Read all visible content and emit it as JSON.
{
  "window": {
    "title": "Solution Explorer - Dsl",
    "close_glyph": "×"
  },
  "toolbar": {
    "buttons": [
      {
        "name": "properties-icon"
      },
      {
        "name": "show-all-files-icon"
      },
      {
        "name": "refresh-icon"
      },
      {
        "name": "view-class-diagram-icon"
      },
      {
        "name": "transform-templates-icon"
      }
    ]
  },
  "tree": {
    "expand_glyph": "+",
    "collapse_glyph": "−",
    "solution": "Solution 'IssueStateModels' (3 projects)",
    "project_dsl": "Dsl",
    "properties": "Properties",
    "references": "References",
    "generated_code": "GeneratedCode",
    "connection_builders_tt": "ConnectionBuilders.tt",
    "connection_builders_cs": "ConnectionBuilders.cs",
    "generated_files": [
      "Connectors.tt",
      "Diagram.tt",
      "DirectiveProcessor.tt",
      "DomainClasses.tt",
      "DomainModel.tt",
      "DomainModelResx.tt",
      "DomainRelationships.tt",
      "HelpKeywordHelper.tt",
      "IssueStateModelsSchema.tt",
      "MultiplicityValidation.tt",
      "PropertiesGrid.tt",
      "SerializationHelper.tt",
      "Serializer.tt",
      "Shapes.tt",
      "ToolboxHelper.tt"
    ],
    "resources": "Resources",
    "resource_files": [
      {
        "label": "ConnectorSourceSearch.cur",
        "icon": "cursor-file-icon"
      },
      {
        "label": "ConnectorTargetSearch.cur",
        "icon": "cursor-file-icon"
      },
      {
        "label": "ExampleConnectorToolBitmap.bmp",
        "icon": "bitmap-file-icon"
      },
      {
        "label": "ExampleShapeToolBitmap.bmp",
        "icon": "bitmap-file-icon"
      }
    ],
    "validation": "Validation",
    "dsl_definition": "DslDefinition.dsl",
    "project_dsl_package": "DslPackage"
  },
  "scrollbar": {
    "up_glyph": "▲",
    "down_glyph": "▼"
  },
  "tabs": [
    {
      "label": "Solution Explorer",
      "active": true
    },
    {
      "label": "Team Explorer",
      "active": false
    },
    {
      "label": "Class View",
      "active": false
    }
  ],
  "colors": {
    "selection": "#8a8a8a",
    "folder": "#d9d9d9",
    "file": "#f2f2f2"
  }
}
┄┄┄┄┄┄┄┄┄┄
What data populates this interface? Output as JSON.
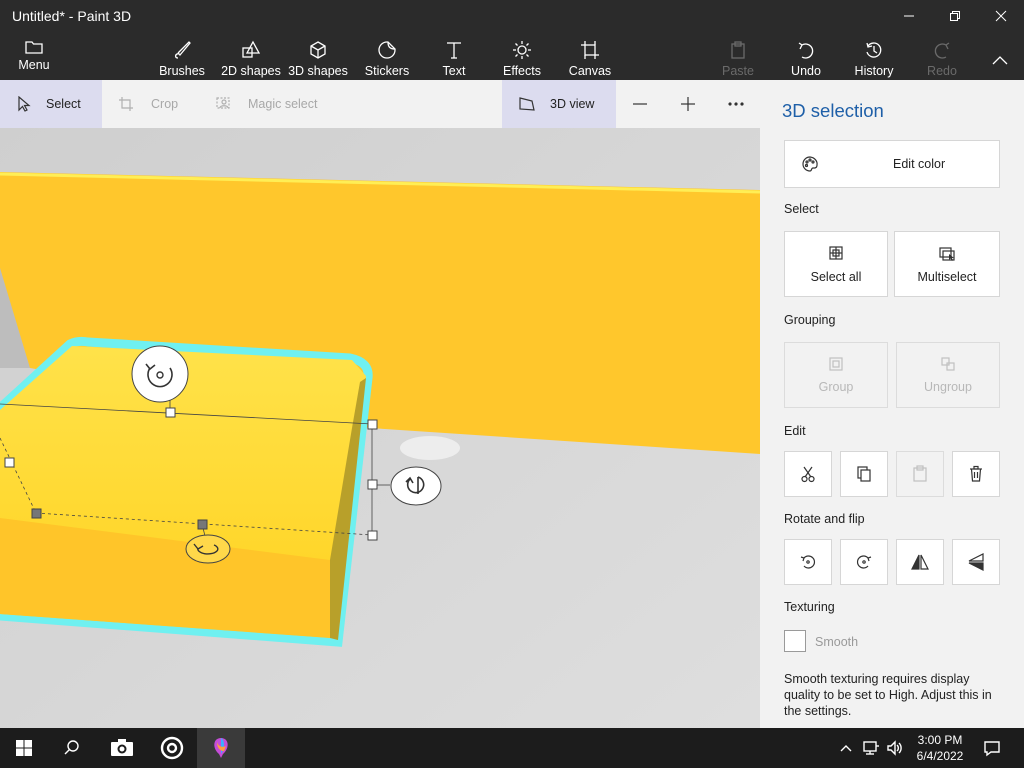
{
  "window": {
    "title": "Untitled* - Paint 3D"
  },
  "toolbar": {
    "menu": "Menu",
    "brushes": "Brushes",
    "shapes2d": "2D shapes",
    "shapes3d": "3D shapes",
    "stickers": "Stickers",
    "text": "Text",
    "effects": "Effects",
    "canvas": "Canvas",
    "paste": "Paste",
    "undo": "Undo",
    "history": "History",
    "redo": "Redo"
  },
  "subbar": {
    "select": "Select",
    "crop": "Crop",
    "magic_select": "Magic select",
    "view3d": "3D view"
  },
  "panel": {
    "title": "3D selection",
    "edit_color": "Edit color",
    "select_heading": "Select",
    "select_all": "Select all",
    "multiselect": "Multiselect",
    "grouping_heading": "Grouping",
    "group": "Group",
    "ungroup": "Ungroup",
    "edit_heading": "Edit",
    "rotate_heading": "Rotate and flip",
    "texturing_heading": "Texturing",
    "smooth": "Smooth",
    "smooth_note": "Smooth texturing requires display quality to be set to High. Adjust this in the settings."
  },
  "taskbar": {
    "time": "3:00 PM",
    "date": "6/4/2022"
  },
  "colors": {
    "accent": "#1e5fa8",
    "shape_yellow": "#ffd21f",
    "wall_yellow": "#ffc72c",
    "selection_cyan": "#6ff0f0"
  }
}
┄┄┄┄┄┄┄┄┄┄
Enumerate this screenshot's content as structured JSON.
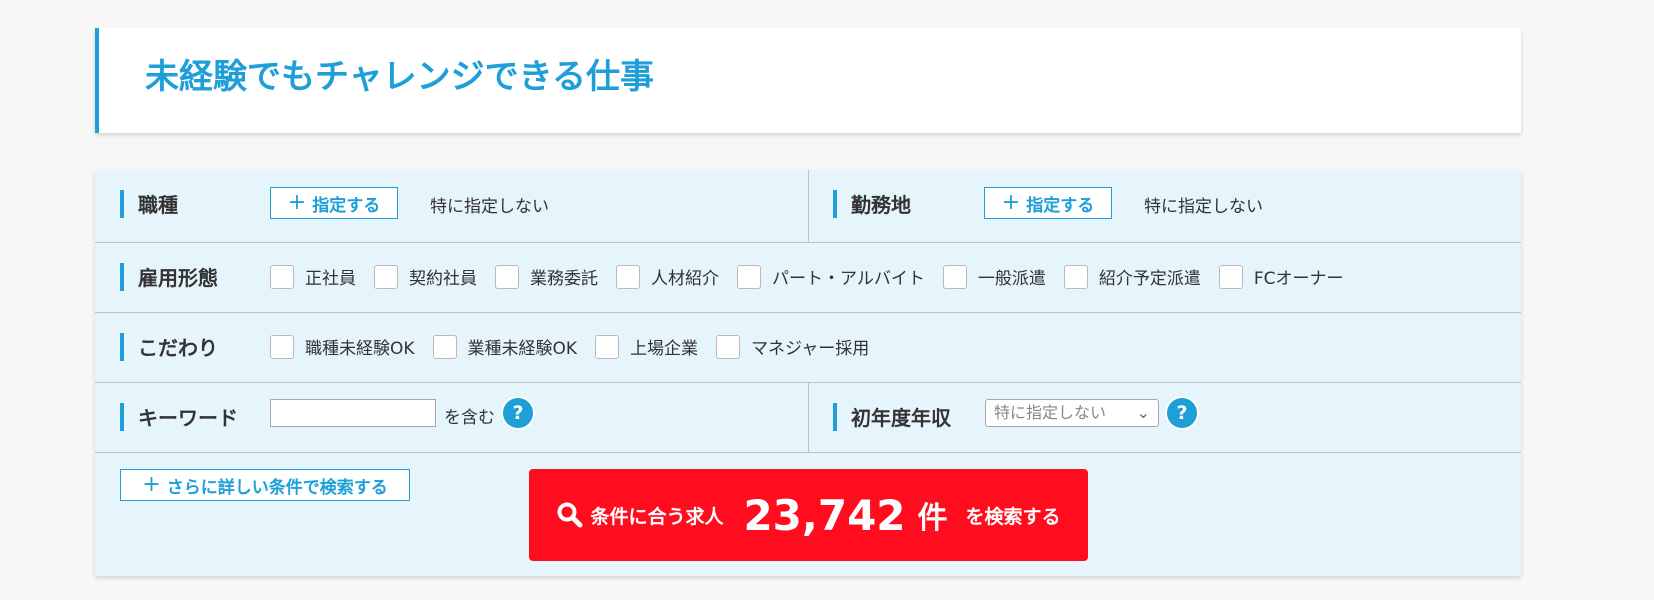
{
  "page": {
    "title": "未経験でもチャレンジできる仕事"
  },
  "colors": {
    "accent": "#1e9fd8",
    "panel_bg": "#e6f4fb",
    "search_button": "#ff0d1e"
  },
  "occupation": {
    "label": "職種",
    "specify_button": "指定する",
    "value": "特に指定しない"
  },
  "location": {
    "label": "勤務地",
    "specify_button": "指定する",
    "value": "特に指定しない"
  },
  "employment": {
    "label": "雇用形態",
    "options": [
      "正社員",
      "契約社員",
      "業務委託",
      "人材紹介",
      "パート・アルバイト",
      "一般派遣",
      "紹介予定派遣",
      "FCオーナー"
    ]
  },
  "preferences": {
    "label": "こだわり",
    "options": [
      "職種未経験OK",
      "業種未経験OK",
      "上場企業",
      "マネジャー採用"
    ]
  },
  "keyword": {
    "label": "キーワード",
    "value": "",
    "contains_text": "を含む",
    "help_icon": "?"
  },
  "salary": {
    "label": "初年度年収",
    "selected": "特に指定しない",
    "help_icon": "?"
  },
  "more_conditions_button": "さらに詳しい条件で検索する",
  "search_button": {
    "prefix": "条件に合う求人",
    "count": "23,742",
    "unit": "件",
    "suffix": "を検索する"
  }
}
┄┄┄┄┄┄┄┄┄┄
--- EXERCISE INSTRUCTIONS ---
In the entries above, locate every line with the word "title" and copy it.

--- TASK RESULT ---
    "title": "Solution Explorer - Dsl",
    "title": "Untitled* - Paint 3D"
    "title": "3D selection",
    "title": "未経験でもチャレンジできる仕事"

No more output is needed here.